I Like Cake
Many of us atheists have run into the hardcore aggressive religious people out there. It doesn’t matter what country you live in really, they’re all around. Here in the US, we’ve got the evangelical christians, and even a large spike in the hasidic and fundamentalist islamic sects that are more prevalent around the rest of the world. These are the most vocal and aggressive and flat-out angry of the religious groups and individuals out there. But do you really understand why they’re angry? More importantly, I have to wonder if they understand why they’re so angry?
Do you remember when you were a child and you witnessed some other child your age or close to it, maybe even a friend perhaps, whose parents allowed them to do something you weren’t allowed to do? I know I do. I remember thinking, “That’s not fair!”, and I even said that to my parents on occasion in an effort to plead my case to get to participate in the activities that I was being prohibited from. Most often, my parents did not yield in their prohibition, and quite often this made me fairly angry. Now even though I was angry with my parents for not allowing me to participate, I didn’t lash out at them, instead I lashed out at those who got to do the things I wasn’t being allowed to do. I’m sure this picture is coming together for you already.
I'm Not Telling You Not to Eat Cake
So now we look at the most angry religious extremists and if there is one quality that all these people seem to have, both in common and in abundance, it’s childishness. These are the people who want to impose their religious laws on everyone. They are the ones who want to enact blasphemy laws to keep others from speaking their minds. Simply put, they want to lash out at all those who enjoy a level of freedom that they have never known.

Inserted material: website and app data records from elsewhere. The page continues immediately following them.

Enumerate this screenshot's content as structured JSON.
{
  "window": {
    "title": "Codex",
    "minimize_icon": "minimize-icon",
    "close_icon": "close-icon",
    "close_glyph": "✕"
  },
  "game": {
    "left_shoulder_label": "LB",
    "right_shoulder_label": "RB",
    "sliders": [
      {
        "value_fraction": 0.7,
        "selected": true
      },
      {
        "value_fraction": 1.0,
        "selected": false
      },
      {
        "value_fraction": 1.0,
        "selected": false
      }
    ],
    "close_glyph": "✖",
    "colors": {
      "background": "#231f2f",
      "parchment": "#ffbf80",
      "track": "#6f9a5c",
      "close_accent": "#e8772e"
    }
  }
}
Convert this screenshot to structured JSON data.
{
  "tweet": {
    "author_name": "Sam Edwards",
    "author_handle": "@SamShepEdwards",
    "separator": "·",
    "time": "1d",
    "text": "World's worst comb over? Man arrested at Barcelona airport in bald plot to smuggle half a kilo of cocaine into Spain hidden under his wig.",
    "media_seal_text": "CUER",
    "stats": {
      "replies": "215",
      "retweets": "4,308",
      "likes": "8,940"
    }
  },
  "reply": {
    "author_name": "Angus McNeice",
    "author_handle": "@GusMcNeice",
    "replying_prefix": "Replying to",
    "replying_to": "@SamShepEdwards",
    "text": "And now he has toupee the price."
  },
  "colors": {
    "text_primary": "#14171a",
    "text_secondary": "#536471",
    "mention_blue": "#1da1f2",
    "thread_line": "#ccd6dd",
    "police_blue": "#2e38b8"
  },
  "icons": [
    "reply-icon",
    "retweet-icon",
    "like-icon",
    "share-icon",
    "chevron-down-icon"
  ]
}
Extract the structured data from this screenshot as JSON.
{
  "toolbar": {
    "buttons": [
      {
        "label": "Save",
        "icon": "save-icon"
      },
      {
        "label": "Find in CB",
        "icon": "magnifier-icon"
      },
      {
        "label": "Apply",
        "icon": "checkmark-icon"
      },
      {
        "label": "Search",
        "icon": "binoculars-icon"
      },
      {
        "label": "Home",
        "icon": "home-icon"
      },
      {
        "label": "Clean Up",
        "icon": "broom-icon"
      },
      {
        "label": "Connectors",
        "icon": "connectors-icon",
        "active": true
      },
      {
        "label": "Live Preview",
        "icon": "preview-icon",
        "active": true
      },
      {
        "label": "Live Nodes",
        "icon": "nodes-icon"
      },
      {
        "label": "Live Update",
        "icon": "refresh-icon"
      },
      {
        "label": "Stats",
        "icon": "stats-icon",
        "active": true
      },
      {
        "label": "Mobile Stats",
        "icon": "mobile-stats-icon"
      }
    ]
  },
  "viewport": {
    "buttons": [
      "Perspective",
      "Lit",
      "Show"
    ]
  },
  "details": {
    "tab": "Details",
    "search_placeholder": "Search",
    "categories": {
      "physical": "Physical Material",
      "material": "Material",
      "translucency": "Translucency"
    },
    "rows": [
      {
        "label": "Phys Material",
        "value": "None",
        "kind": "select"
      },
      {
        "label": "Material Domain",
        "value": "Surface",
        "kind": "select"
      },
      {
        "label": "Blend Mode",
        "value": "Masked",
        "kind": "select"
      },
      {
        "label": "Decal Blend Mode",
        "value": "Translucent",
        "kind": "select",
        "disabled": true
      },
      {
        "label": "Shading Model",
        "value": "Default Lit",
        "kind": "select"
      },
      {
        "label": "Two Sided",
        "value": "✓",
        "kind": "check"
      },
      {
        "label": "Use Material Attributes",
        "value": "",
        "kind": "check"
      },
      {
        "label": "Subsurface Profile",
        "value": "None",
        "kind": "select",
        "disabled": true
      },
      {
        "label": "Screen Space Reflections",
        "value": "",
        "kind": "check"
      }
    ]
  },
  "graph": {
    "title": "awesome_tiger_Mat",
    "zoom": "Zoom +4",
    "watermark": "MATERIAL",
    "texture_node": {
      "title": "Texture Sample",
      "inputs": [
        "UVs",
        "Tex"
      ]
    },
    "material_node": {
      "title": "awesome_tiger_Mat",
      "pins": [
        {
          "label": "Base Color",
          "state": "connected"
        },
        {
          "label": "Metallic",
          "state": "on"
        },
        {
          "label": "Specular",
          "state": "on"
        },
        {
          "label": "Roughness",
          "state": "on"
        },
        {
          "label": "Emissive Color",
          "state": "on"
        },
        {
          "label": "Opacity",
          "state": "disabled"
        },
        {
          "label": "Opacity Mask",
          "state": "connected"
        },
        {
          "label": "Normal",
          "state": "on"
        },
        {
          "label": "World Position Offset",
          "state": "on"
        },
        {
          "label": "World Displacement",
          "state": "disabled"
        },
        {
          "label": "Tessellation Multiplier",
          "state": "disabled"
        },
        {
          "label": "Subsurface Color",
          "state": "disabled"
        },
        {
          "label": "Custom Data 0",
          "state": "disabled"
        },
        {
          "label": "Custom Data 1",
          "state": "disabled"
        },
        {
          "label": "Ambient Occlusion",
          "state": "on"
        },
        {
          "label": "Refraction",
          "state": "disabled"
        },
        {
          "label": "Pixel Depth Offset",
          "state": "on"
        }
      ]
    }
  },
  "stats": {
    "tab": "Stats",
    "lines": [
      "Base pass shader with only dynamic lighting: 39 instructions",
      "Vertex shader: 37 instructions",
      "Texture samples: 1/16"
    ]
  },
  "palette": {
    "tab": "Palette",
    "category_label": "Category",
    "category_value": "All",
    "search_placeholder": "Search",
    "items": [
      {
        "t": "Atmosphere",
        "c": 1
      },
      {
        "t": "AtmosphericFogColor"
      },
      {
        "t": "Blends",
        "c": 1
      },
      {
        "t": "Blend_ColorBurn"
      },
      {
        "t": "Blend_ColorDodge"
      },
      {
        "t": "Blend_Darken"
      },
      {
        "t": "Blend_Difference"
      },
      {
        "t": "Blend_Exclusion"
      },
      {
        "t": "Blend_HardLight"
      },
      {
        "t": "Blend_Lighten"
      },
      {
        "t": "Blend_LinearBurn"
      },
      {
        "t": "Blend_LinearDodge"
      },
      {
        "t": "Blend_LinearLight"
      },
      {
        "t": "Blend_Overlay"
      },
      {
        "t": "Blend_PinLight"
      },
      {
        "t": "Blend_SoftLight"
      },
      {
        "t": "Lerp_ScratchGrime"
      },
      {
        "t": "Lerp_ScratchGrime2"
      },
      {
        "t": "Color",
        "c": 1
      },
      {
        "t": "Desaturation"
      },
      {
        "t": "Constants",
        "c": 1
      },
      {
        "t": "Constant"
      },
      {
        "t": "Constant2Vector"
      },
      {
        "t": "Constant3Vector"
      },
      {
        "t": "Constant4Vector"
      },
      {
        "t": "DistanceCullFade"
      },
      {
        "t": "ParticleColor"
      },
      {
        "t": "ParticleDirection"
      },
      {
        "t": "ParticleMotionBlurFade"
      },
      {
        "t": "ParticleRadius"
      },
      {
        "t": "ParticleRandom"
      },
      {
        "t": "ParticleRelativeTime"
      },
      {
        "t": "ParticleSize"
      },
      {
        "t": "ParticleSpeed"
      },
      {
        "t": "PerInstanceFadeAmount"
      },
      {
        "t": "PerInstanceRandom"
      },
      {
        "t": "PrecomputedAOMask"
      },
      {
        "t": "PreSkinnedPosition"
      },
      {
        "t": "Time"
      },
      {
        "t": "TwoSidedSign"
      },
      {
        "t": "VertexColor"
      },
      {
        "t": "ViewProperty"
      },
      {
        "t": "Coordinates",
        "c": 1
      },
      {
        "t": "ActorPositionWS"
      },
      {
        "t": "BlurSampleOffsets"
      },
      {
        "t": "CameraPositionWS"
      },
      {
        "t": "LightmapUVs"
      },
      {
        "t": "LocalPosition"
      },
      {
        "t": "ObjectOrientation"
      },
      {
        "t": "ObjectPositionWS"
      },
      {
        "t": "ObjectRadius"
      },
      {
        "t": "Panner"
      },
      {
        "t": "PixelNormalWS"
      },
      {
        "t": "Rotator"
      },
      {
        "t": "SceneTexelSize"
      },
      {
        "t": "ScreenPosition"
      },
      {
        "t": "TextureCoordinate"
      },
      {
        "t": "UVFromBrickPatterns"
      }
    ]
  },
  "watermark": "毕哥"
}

Religion is a burden. It’s a weight that you drag around with you through your life. As a Christian, I carried a figurative cross every day. Jesus was the Gold Standard in my home, and if you weren’t walking the path of Jesus every day, you were failing. That idea turned me into a fairly judgmental and self-righteous ass for a very long time. But it was all out of anger because it seemed as though there was a different set of rules for everyone else.
Take for instance the issue of sex before marriage, in my household that was a big “don't”, but I never understood why. Apparently, god just has a serious interest in the sex lives of human beings. Now, I’m not saying I questioned my religion because I wanted to “whore around”, I questioned a god that gave two shits about such a petty issue. And my questions only grew from there. As I grew up through the 90’s, I was witness to this huge surge in the LGBT rights movement. And as my grandfather who was a minister all his life stopped watching the Andy Griffith Show after Jim Nabors came out as gay, I was questioning why god would care who a person loved. And each one of these questions I asked peeled back a layer of anger. I stopped telling all the “sinners” that they were going to burn in hell for eternity, and I started trying to understand how it could be that some people aren’t people…
Especially in the eyes of a “god” that I had always been told was kind and merciful and loving.
Are You Sure You Don't Want Some of This Cake?
Dennis Leary once said in a stand-up special that hate is taught and I definitely agree with that statement, but something few realize is just how we come to be taught to hate. It isn’t always so simple as being raised in the KKK, and just being taught to hate blacks and jews and homosexuals. Many times we are taught to hate simply by being taught to be cautious or to stay away from what is different or unknown. It is very easy to go from simply abstaining, to outright disgust without ever having any real understanding of the other side of the argument. I wasn’t raised to dislike homosexuals, but I was taught that they are an “abomination before god” and so should be avoided. But from that simple idea came an easy path into calling them “queers” and “fags” and being generally hateful. And why? Because if my “god” hated them, it was okay for me to hate them too, simply because they were different than me and I didn't understand their perspective. And even after abandoning religion, it was a task to retrain myself not to use those old phrases or be standoffish around homosexuals simply out of engrained habit.
So, why are so many of these fundamentalists mad? More than anything, it’s because so many of the rest of us are so damn happy. We unburdened ourselves and threw off the crosses and all the other excess baggage that has been piled onto us for a lifetime. We’ve said that archaic rules and rituals have no place in a modern civilized society where all people deserve freedom and equality. Most of all they are angry because we walk without the crutch that is religion, without the aid of a god, and without the anger that fear of the unknown can bring. But we are most certainly angry at these extremists and fundamentalists, and we have no intention on conforming or catering to their sensibilities. Their gods do nothing to stop us from living our lives and learning to truly love humanity and the human experience, while their own homes fall into ruin. It seems to be ever harder and harder to keep believing in a god who supposedly loves you, but has apparently left you high and dry.